RECORDS SHOWN:
----------

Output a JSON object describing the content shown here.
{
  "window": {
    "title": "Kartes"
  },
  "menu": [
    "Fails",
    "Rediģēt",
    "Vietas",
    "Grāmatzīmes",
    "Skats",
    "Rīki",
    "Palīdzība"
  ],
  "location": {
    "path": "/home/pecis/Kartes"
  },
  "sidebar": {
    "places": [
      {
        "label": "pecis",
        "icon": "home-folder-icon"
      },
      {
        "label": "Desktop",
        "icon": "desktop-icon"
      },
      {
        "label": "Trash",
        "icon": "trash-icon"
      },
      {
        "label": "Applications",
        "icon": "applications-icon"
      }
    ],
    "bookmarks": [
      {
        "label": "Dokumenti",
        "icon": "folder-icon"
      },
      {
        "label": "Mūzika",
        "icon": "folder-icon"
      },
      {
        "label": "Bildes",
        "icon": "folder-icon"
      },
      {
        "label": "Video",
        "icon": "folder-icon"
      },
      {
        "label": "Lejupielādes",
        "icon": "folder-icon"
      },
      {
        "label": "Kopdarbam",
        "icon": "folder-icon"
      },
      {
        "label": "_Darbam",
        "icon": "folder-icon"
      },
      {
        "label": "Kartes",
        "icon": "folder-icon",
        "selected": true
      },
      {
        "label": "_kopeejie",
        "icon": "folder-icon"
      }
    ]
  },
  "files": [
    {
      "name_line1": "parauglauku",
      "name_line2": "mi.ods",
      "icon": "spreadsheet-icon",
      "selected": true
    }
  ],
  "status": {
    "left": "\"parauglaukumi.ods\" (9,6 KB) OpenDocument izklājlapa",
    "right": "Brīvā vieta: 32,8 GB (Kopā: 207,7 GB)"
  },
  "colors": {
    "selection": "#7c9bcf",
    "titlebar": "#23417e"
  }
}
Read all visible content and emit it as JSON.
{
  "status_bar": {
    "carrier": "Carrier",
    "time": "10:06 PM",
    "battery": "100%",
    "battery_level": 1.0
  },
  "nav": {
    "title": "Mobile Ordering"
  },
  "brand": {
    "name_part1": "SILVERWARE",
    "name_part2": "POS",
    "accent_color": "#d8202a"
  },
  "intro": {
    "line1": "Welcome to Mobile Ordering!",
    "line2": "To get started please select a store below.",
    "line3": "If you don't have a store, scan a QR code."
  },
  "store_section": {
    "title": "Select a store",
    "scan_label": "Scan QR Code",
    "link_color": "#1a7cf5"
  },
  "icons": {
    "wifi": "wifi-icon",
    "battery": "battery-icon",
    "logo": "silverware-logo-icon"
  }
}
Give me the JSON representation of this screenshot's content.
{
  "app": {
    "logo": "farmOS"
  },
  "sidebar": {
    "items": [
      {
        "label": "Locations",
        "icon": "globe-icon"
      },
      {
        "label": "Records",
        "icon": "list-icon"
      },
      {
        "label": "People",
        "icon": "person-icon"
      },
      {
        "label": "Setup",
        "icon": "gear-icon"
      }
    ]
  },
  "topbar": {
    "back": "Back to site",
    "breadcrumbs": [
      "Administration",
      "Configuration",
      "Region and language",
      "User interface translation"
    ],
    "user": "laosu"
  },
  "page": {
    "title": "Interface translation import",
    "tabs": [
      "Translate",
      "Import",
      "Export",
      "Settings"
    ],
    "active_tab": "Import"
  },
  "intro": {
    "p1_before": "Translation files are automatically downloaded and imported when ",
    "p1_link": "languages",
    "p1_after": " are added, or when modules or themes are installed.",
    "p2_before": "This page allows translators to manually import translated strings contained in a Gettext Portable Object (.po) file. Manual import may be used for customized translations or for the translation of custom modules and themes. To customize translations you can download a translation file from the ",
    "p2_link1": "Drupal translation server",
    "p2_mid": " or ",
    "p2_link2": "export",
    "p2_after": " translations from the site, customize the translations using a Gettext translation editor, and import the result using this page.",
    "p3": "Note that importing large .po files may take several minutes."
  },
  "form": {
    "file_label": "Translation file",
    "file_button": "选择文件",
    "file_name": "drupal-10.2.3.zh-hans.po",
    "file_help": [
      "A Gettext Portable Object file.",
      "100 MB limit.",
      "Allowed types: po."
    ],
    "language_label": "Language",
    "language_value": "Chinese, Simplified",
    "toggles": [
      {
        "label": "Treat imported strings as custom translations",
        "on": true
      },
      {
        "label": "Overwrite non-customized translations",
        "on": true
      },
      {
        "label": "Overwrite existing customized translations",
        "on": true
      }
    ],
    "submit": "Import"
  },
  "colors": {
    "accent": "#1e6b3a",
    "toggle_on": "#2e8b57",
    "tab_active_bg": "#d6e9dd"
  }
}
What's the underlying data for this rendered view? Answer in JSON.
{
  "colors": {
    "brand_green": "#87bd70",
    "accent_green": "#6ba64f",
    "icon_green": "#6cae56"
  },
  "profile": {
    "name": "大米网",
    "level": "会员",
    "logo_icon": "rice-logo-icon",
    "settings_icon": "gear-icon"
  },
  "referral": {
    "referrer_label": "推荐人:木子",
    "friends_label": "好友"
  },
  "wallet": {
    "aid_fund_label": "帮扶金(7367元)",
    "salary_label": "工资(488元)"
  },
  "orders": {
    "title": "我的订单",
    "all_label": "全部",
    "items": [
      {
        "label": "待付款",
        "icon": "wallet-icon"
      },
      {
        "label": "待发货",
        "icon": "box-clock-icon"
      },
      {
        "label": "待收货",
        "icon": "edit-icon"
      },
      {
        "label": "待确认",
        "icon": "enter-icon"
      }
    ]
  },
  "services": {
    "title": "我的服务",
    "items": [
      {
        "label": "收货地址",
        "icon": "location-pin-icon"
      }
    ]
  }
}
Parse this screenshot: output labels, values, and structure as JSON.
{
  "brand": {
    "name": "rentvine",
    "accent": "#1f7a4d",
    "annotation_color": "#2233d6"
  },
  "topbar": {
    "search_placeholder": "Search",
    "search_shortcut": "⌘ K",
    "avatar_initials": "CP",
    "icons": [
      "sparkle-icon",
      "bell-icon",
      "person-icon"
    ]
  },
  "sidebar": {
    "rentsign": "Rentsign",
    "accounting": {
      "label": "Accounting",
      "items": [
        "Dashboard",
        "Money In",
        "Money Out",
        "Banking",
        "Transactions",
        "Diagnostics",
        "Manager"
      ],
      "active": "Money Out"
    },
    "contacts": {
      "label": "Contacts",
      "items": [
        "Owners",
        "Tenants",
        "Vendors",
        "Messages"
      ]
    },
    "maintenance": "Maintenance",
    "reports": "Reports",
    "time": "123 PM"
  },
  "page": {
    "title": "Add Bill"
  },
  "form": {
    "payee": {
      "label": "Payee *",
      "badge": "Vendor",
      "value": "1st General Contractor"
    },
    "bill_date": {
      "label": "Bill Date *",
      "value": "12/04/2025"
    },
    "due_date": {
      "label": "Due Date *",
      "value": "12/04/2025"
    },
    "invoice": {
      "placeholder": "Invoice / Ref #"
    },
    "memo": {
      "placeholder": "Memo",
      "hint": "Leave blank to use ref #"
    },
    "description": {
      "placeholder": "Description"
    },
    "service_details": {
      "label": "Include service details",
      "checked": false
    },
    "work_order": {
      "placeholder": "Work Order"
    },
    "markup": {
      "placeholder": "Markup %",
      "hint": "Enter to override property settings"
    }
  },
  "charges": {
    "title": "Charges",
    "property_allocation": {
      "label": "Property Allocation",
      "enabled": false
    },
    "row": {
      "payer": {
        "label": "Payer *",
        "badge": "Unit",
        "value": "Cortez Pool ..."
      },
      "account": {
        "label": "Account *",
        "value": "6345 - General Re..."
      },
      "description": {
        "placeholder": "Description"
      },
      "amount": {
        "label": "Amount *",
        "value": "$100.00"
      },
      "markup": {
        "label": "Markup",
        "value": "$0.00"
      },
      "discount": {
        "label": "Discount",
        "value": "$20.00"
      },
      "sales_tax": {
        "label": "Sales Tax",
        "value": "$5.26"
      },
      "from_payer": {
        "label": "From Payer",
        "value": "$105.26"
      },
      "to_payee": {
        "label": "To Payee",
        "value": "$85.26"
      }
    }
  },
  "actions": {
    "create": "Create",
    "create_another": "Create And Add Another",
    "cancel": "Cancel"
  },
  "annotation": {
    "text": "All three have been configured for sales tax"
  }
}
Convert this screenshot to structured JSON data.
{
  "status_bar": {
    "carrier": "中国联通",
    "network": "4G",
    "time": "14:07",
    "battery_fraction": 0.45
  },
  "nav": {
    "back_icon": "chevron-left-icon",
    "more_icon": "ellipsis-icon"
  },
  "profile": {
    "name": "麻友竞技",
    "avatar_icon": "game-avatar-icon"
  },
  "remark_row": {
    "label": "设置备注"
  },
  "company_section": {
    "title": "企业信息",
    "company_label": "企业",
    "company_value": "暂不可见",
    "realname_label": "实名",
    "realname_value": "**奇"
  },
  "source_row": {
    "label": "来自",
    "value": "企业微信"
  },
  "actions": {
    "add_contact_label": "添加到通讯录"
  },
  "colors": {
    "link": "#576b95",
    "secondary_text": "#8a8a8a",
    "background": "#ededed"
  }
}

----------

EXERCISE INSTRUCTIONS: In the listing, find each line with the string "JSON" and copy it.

SOLUTION FOR THIS TASK:
Output a JSON object describing the content shown here.
Read all visible content and emit it as JSON.
Give me the JSON representation of this screenshot's content.
What's the underlying data for this rendered view? Answer in JSON.
Parse this screenshot: output labels, values, and structure as JSON.
Convert this screenshot to structured JSON data.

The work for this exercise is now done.